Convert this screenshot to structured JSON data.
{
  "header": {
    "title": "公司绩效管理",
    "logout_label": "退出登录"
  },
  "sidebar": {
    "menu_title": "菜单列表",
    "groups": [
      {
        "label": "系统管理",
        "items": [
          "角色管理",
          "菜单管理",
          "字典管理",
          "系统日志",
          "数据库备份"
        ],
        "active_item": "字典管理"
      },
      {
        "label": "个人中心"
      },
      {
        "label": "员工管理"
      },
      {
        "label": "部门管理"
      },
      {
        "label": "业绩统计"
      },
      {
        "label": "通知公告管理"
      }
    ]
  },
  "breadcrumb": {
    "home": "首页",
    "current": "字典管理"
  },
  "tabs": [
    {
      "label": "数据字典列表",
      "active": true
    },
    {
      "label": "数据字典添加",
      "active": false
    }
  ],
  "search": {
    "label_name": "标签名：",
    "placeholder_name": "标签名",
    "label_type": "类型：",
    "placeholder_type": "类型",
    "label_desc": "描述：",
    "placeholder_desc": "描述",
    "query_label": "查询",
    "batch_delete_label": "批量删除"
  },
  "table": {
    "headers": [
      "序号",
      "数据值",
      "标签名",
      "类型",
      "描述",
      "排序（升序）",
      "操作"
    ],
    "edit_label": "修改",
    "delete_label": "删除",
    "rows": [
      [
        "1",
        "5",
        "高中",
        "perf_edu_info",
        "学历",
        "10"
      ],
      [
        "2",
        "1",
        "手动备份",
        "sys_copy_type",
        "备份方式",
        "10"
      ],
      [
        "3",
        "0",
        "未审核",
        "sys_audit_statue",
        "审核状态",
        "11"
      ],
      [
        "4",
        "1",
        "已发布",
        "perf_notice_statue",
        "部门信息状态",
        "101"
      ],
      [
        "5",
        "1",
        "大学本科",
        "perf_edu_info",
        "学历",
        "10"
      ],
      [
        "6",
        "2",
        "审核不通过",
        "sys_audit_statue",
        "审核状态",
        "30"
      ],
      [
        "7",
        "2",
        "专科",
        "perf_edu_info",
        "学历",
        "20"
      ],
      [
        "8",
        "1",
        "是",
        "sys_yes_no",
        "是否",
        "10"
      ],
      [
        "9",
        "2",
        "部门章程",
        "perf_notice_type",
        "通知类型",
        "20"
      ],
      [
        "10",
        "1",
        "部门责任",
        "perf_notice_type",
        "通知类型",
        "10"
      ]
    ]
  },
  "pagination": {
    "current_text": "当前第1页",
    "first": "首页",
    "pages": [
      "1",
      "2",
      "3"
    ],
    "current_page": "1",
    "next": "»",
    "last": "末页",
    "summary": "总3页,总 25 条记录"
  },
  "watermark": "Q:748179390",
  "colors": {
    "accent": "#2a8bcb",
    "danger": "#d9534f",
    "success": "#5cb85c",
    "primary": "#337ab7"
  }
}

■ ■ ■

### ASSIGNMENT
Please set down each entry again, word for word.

### ANSWER BELOW
Convert this screenshot to structured JSON data.
{
  "header": {
    "title": "公司绩效管理",
    "logout_label": "退出登录"
  },
  "sidebar": {
    "menu_title": "菜单列表",
    "groups": [
      {
        "label": "系统管理",
        "items": [
          "角色管理",
          "菜单管理",
          "字典管理",
          "系统日志",
          "数据库备份"
        ],
        "active_item": "字典管理"
      },
      {
        "label": "个人中心"
      },
      {
        "label": "员工管理"
      },
      {
        "label": "部门管理"
      },
      {
        "label": "业绩统计"
      },
      {
        "label": "通知公告管理"
      }
    ]
  },
  "breadcrumb": {
    "home": "首页",
    "current": "字典管理"
  },
  "tabs": [
    {
      "label": "数据字典列表",
      "active": true
    },
    {
      "label": "数据字典添加",
      "active": false
    }
  ],
  "search": {
    "label_name": "标签名：",
    "placeholder_name": "标签名",
    "label_type": "类型：",
    "placeholder_type": "类型",
    "label_desc": "描述：",
    "placeholder_desc": "描述",
    "query_label": "查询",
    "batch_delete_label": "批量删除"
  },
  "table": {
    "headers": [
      "序号",
      "数据值",
      "标签名",
      "类型",
      "描述",
      "排序（升序）",
      "操作"
    ],
    "edit_label": "修改",
    "delete_label": "删除",
    "rows": [
      [
        "1",
        "5",
        "高中",
        "perf_edu_info",
        "学历",
        "10"
      ],
      [
        "2",
        "1",
        "手动备份",
        "sys_copy_type",
        "备份方式",
        "10"
      ],
      [
        "3",
        "0",
        "未审核",
        "sys_audit_statue",
        "审核状态",
        "11"
      ],
      [
        "4",
        "1",
        "已发布",
        "perf_notice_statue",
        "部门信息状态",
        "101"
      ],
      [
        "5",
        "1",
        "大学本科",
        "perf_edu_info",
        "学历",
        "10"
      ],
      [
        "6",
        "2",
        "审核不通过",
        "sys_audit_statue",
        "审核状态",
        "30"
      ],
      [
        "7",
        "2",
        "专科",
        "perf_edu_info",
        "学历",
        "20"
      ],
      [
        "8",
        "1",
        "是",
        "sys_yes_no",
        "是否",
        "10"
      ],
      [
        "9",
        "2",
        "部门章程",
        "perf_notice_type",
        "通知类型",
        "20"
      ],
      [
        "10",
        "1",
        "部门责任",
        "perf_notice_type",
        "通知类型",
        "10"
      ]
    ]
  },
  "pagination": {
    "current_text": "当前第1页",
    "first": "首页",
    "pages": [
      "1",
      "2",
      "3"
    ],
    "current_page": "1",
    "next": "»",
    "last": "末页",
    "summary": "总3页,总 25 条记录"
  },
  "watermark": "Q:748179390",
  "colors": {
    "accent": "#2a8bcb",
    "danger": "#d9534f",
    "success": "#5cb85c",
    "primary": "#337ab7"
  }
}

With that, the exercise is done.